### PROBLEM
Among the entries below, determine how many lines contain the word "JSON" and state only that figure.

### RECORDS SHOWN
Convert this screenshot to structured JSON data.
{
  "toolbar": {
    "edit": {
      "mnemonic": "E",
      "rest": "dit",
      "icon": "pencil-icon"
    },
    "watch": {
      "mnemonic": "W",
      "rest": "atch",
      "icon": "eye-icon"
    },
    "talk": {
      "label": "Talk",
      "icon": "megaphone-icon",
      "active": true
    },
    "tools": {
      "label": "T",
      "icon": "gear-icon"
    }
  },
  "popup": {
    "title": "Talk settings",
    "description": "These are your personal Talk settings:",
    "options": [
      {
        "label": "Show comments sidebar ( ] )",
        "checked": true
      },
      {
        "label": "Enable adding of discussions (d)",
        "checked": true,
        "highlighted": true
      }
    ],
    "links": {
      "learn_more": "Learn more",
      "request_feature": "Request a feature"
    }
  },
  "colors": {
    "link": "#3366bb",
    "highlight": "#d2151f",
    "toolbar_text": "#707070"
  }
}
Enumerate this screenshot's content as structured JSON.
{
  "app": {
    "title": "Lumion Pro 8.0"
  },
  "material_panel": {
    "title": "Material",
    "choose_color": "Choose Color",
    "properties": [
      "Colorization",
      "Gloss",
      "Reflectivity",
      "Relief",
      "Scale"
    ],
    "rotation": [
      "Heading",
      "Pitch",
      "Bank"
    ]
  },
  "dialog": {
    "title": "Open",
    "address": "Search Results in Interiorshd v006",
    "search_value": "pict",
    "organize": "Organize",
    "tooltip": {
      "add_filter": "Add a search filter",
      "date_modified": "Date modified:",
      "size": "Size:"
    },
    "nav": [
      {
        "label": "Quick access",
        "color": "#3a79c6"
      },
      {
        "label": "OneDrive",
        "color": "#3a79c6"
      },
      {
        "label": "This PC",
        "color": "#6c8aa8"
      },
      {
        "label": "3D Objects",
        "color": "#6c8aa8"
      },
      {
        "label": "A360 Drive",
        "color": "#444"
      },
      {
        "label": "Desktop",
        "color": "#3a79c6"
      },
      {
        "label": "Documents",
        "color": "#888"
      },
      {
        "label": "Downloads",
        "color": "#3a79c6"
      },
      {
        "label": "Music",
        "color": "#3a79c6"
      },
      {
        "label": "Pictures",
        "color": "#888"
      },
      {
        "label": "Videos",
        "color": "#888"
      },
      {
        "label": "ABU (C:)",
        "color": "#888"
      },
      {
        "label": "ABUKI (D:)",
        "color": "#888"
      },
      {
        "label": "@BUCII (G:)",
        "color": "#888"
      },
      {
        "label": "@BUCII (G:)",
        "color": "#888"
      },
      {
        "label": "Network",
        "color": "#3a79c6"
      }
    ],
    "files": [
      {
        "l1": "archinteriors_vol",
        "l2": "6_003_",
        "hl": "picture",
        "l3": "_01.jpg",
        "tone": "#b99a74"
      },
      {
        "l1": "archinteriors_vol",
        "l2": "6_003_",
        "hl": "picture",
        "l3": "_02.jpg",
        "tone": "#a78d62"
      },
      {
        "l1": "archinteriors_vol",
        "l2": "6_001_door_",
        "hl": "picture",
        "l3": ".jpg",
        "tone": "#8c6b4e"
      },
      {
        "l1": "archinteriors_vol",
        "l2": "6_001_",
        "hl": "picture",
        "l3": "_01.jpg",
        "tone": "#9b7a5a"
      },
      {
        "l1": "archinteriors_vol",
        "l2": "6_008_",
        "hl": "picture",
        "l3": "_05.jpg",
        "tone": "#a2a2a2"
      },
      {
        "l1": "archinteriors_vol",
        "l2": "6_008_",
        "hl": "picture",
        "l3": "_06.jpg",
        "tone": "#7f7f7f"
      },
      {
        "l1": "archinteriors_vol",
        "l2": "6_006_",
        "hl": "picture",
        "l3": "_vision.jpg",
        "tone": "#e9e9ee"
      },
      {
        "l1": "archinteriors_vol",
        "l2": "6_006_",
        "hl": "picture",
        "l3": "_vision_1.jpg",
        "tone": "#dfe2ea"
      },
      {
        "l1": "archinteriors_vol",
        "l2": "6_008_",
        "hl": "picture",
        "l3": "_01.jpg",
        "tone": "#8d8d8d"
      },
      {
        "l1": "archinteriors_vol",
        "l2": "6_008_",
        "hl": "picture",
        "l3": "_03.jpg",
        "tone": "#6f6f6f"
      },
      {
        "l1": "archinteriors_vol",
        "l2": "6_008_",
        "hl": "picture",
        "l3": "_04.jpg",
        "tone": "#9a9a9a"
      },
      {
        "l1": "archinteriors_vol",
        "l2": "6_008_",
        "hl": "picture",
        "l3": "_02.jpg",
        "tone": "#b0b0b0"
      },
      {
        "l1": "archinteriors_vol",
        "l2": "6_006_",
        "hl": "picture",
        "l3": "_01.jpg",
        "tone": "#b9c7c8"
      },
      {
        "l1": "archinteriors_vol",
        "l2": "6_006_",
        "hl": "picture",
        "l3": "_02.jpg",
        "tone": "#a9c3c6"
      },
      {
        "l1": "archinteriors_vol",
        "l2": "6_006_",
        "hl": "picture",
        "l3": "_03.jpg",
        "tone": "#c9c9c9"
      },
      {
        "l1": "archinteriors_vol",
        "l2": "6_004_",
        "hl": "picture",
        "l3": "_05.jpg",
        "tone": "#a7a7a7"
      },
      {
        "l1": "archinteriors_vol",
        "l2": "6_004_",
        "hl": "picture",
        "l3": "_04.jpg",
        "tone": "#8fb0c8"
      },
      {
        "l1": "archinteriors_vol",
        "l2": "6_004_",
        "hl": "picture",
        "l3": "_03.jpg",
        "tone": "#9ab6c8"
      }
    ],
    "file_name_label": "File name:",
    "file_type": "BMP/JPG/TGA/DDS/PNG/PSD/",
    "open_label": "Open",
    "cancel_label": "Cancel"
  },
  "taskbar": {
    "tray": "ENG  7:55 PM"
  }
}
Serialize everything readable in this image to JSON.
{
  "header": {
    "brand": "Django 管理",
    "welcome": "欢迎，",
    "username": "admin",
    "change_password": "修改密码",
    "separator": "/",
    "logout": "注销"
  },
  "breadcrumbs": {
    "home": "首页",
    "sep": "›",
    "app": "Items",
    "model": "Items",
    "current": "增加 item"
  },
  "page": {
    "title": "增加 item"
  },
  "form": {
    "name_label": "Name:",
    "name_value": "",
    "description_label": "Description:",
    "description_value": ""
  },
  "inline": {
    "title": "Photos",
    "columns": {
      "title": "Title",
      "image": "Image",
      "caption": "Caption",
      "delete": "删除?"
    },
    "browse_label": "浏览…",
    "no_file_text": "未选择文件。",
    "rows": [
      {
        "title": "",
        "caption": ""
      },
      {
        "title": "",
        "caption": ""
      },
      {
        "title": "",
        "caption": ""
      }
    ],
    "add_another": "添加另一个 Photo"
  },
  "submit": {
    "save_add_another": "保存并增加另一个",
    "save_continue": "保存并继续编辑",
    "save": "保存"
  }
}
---
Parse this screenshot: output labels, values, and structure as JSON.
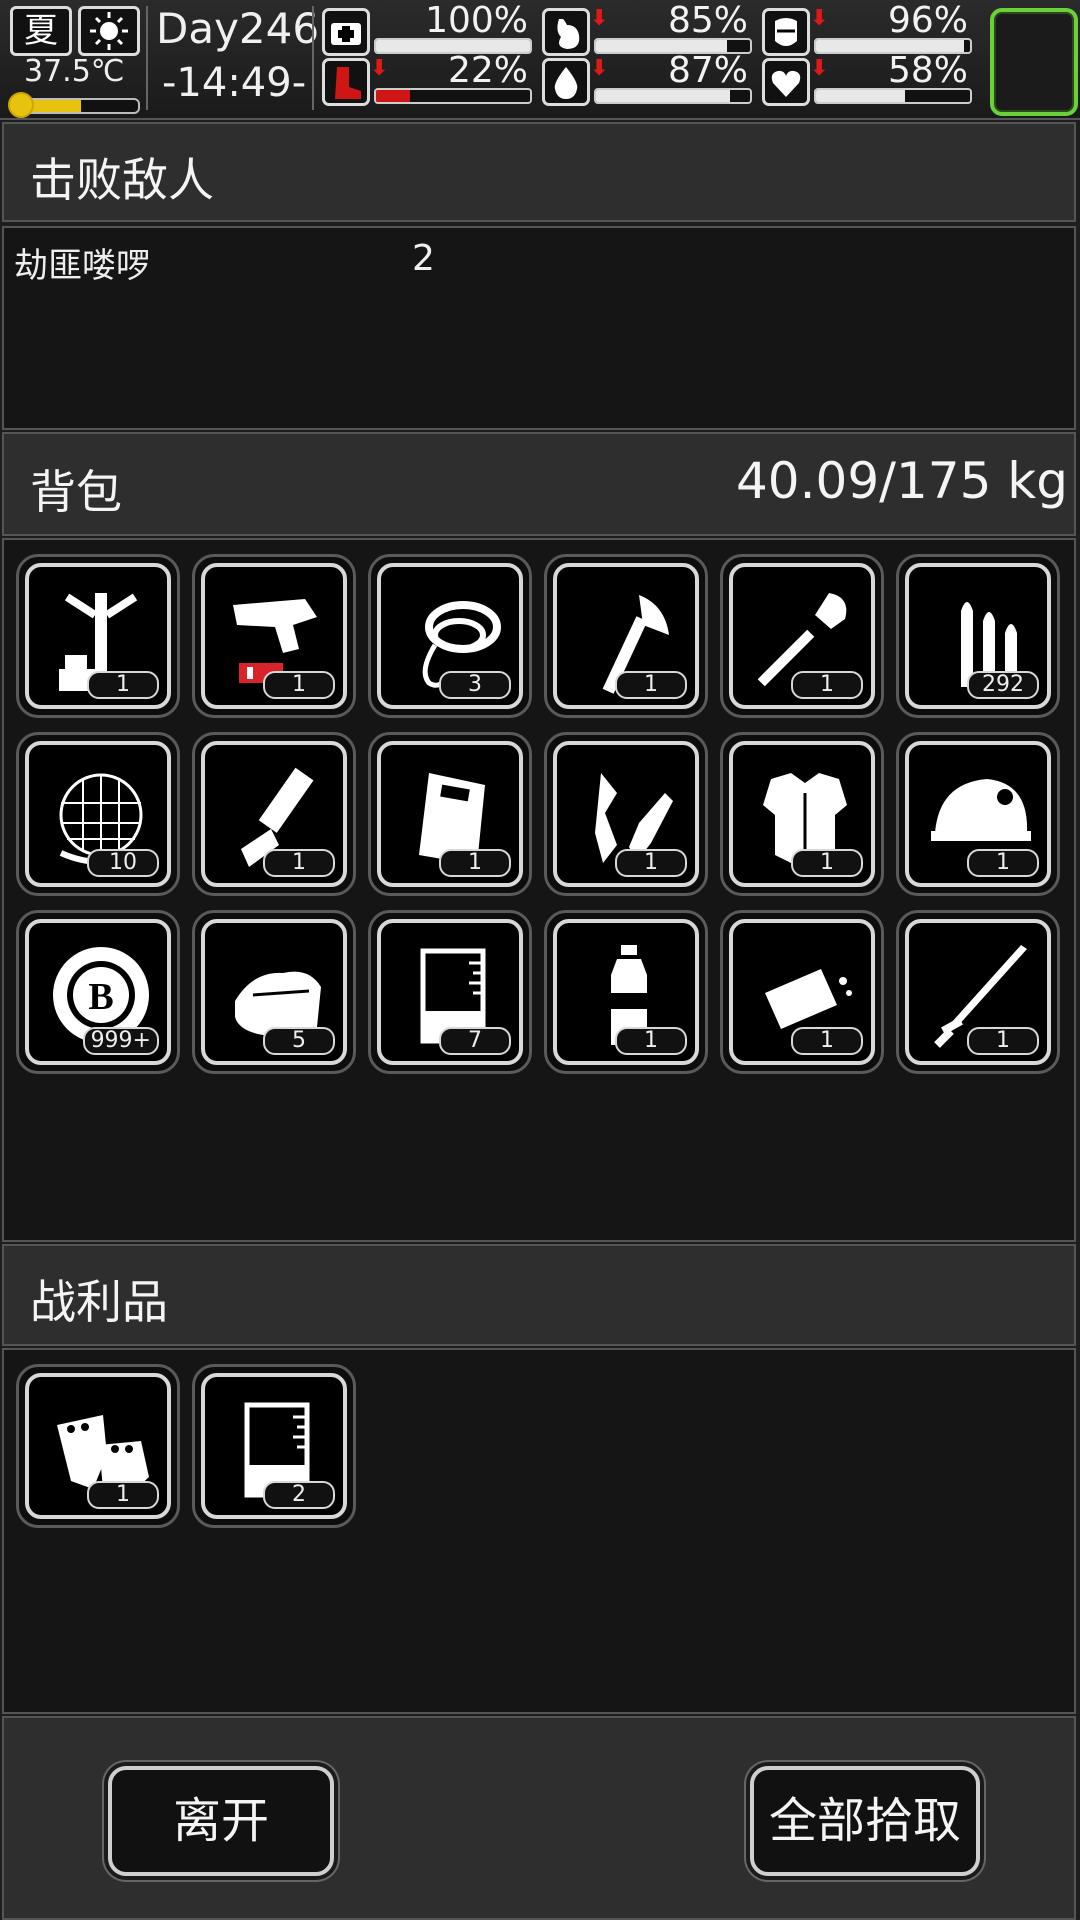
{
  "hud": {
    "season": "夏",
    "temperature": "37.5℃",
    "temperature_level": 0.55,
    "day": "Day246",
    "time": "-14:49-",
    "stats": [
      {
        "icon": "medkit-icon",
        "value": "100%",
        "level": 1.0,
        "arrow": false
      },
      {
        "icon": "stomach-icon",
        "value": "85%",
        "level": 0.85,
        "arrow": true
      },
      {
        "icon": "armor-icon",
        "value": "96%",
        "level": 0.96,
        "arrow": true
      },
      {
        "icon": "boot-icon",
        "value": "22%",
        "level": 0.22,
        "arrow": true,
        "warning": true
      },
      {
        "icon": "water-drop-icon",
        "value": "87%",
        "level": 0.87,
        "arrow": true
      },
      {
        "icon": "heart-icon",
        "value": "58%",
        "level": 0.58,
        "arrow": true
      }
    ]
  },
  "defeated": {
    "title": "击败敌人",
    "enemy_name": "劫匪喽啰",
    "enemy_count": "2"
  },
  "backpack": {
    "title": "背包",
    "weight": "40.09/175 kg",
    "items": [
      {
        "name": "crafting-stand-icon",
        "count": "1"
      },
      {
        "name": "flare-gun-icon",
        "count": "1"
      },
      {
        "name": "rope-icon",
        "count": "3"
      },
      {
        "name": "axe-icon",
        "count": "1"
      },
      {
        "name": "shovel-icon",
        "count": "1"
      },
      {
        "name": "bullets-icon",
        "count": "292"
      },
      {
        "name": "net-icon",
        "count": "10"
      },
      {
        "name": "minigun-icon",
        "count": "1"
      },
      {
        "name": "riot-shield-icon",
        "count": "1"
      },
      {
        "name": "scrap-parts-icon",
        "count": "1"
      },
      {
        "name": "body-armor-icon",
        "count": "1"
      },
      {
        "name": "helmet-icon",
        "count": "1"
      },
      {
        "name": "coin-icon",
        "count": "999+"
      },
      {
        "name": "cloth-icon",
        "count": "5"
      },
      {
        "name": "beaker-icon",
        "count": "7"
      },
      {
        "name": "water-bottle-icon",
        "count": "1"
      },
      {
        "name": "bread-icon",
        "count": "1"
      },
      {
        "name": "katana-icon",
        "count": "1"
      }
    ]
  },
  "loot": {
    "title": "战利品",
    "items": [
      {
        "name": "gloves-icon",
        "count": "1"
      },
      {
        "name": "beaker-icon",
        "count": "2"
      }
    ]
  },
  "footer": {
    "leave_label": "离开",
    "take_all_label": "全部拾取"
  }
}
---
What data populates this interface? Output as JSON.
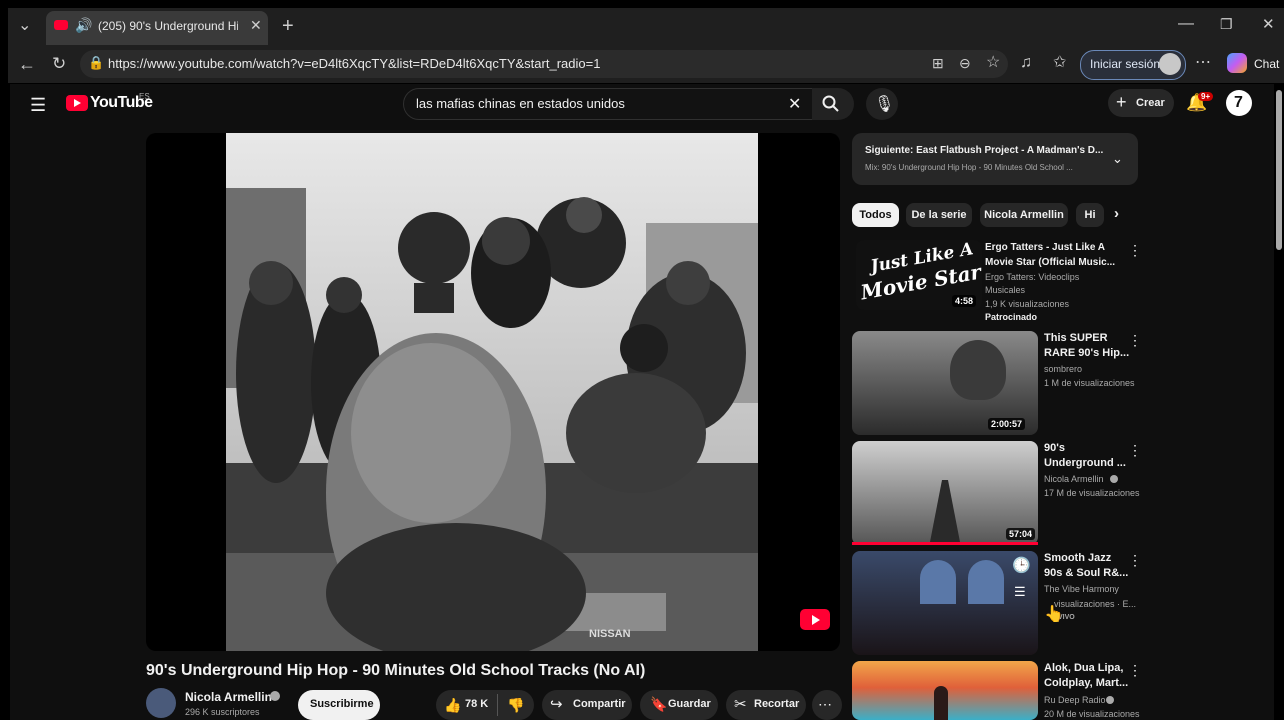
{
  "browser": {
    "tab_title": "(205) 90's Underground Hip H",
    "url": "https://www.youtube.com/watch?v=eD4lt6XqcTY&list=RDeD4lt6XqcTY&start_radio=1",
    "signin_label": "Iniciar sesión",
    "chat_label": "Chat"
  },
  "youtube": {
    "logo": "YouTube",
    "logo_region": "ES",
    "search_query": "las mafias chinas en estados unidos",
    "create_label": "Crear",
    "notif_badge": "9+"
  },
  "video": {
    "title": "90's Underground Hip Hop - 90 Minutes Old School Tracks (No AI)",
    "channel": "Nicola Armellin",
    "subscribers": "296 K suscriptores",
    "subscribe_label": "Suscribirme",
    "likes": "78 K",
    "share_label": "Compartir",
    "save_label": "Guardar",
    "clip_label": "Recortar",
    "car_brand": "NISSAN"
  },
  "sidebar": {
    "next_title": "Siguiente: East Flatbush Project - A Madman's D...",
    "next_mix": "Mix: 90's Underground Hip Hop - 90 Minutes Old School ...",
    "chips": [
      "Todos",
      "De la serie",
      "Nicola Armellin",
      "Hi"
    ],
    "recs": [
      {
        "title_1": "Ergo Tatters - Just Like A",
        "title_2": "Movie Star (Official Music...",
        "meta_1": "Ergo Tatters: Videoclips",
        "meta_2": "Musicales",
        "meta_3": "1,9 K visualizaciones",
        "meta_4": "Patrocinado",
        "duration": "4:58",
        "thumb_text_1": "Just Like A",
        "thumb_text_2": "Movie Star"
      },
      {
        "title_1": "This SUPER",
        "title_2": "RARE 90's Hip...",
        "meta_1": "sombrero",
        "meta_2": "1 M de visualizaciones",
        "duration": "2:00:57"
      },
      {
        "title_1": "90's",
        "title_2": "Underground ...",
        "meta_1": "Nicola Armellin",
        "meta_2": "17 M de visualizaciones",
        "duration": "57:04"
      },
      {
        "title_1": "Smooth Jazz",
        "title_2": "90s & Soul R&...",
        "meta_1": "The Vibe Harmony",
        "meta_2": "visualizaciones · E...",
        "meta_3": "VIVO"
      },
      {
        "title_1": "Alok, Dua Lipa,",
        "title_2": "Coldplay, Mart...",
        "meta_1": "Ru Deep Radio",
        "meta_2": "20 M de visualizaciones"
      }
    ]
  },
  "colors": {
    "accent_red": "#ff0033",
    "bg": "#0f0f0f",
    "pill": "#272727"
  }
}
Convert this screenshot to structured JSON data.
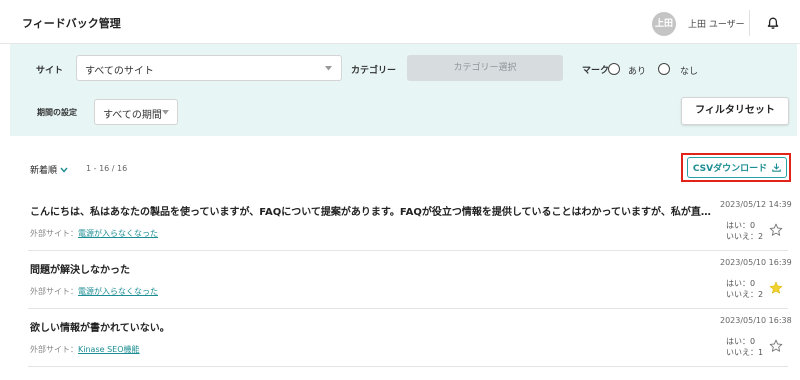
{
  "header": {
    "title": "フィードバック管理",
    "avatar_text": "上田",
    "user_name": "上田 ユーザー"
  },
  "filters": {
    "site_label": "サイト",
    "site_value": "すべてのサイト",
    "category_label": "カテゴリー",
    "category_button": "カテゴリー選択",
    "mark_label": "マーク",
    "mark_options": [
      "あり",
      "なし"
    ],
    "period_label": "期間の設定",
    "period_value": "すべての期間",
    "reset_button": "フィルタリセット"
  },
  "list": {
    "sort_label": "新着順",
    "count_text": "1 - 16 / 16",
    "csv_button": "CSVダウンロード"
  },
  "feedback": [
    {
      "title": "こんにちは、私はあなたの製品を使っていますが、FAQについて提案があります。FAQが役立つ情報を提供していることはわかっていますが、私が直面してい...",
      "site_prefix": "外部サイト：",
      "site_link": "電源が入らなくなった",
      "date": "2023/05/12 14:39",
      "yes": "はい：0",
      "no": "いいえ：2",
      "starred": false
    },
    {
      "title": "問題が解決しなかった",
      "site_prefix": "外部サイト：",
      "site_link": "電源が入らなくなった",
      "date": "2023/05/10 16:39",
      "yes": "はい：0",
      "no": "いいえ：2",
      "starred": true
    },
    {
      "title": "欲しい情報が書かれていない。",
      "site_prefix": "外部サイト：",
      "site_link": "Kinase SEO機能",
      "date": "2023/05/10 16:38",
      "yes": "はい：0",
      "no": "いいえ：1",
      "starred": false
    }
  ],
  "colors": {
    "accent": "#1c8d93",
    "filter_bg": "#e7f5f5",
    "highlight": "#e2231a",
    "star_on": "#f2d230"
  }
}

### EXERCISE RESULT
6